What is the Apgar score for newborns and how does it work?

A midwife holding a newborn baby after its Apgar score test
(Image credit: Science Photo Library/Alamy)

The Apgar score, named after obstetrical anaesthesiologist Virginia Apgar, is a quick, non-invasive way to assess the health of a newborn after birth.

If you're pregnant you may be wondering what to expect when you give birth. Once your baby (or babies) are safely delivered, a medical professional will conduct a few simple tests to determine your child's wellbeing. One such test is the Apgar score. Other tests to expect include a physical examination within 72 hours of birth (and again at 6-8 weeks). This checks your child's eyes, heart, hips and testes (in boys) for potential issues that may need further treatment.

Here, Michelle Lyne, Professional Advisor for Education at The Royal College of Midwives, explains what the Apgar score is and how it's done. You will also find out what the results mean for you and your baby.

What is the Apgar score?

"The Apgar score is a test done to check your baby’s wellbeing at and around birth," explains Michelle. "It's done straight after the birth – normally at one minute and again at five minutes after. It's simple, painless and does not hurt the baby."

How is the Apgar score done and is it done by a nurse, doctor or midwife?

"It's done by the midwife or the doctor," says Michelle. "The test doesn't take long. It assesses your baby’s heart rate, breathing, muscle tone, stimulation response and whether your baby’s skin is a good colour or pale."

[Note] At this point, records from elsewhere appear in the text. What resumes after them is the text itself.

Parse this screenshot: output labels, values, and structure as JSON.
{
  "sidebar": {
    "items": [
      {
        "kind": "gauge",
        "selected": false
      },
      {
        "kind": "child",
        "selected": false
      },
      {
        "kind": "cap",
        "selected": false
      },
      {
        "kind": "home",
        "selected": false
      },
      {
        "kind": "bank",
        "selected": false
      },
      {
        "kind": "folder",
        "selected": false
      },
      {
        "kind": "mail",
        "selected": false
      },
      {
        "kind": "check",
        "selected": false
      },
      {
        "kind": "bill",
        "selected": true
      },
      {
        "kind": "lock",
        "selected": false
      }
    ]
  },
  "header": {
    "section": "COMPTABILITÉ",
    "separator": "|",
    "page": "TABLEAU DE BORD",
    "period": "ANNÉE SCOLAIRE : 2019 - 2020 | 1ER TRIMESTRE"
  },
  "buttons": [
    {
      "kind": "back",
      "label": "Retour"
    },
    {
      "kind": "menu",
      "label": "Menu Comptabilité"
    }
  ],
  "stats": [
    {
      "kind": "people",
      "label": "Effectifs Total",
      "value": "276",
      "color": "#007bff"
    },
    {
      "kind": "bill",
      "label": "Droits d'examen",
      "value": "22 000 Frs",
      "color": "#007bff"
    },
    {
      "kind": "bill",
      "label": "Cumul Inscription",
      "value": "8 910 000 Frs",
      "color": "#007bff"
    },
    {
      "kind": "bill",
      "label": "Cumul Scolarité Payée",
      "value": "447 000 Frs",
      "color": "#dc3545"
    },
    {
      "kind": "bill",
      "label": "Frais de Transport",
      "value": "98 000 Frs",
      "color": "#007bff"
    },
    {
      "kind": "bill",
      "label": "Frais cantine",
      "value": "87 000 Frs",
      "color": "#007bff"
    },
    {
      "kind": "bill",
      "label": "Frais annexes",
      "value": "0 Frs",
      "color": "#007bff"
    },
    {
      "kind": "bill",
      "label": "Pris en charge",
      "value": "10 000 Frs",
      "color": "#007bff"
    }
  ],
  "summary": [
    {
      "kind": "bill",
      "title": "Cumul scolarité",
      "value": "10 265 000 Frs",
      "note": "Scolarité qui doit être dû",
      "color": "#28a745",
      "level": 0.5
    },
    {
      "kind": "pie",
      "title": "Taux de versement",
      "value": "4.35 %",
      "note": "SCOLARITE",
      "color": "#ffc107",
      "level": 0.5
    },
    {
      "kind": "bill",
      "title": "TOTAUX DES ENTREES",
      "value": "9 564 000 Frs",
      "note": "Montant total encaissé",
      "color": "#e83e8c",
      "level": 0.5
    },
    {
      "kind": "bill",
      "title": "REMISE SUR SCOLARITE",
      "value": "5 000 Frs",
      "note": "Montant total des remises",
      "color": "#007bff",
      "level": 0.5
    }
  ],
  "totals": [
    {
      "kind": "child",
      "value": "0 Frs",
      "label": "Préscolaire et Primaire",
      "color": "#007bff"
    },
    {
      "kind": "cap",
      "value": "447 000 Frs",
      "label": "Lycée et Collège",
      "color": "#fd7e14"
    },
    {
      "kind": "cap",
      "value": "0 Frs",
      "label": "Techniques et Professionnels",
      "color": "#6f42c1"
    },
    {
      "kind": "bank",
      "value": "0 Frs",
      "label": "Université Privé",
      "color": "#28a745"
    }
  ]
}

The reason it's called the Apgar score is because the baby is tested and given a score up to 10. "Each part of the test is given a score from 0-2," explains Michelle.

"They are then added up to give the Apgar score, which will be between 0-10. Some maternity units don't include the appearance (colour) of the baby, in which case the score will be out of 8."

A baby being checked against the Apgar score

What do the scores mean?

"A high score between 8-10 means your baby shouldn't need any additional medical support," says Michelle. "Between 5-7 and your baby may need a little support. This could mean drying with a warm towel, or they may have to have their mouth and nose suctioned to clear their airways of fluids that are there." While this sounds alarming, Michelle is quick to reassure that this support is: "normally very short-term. It's just to help your baby after the birth and is often done while the baby is still attached to the umbilical cord and with you."

What is a normal Apgar score?

"Ideally, your baby will have a score between 8-10," says Michelle. "This means they don’t need any additional support after the birth." If your baby has a lower score, don't panic. "It may simply mean they need to be dried with a warm towel to stimulate their system, or require oxygen to help their breathing for a short time."

A mother holding her newborn in the nursery

If the score is below par, should new mums be worried? What could a low score mean?

"Don’t worry if it's low at first," says Michelle. "Most babies recover well with a little support in those first minutes."

Other babies may need extra attention. "Some babies, such as those born before term, those who have a complicated birth, and those born by caesarean section, may have lower scores at first," says Michelle.  "The midwives give your baby the care they need but if there are concerns, they will call a neonatologist – a specialist doctor for newborns – to treat your baby. If this happens then the initial Apgar assessments are used to measure how well their efforts are working. The test will be done at five minute intervals for as long as required."

If you're having a high-risk pregnancy "the neonatologist may be present at the birth in case they're needed," says Michelle. "Although midwives are well trained in this area and all settings, including at home," she adds.

Is the Apgar test mandatory?

The Apgar score is compulsory but it doesn't hurt or upset your baby. It is important and it is for your child's welfare. "It's something the midwife or the doctor must do after the baby is born," says Michelle. "It's part of their assessment of your baby’s condition and is recorded in your and your baby’s notes."

Debra Waters
Freelance Lifestyle Writer

Debra Waters is an experienced online editor and parenting writer. She also has a strong background on health, wellbeing, beauty, and food. She currently writes for Goodto and Woman&Home, and print publications Woman, Woman’s Own, and Woman’s Weekly. Debra has written for What to Expect, Everyday Health, and Time Out. In addition, she has had articles published in The Telegraph and The Big Issue.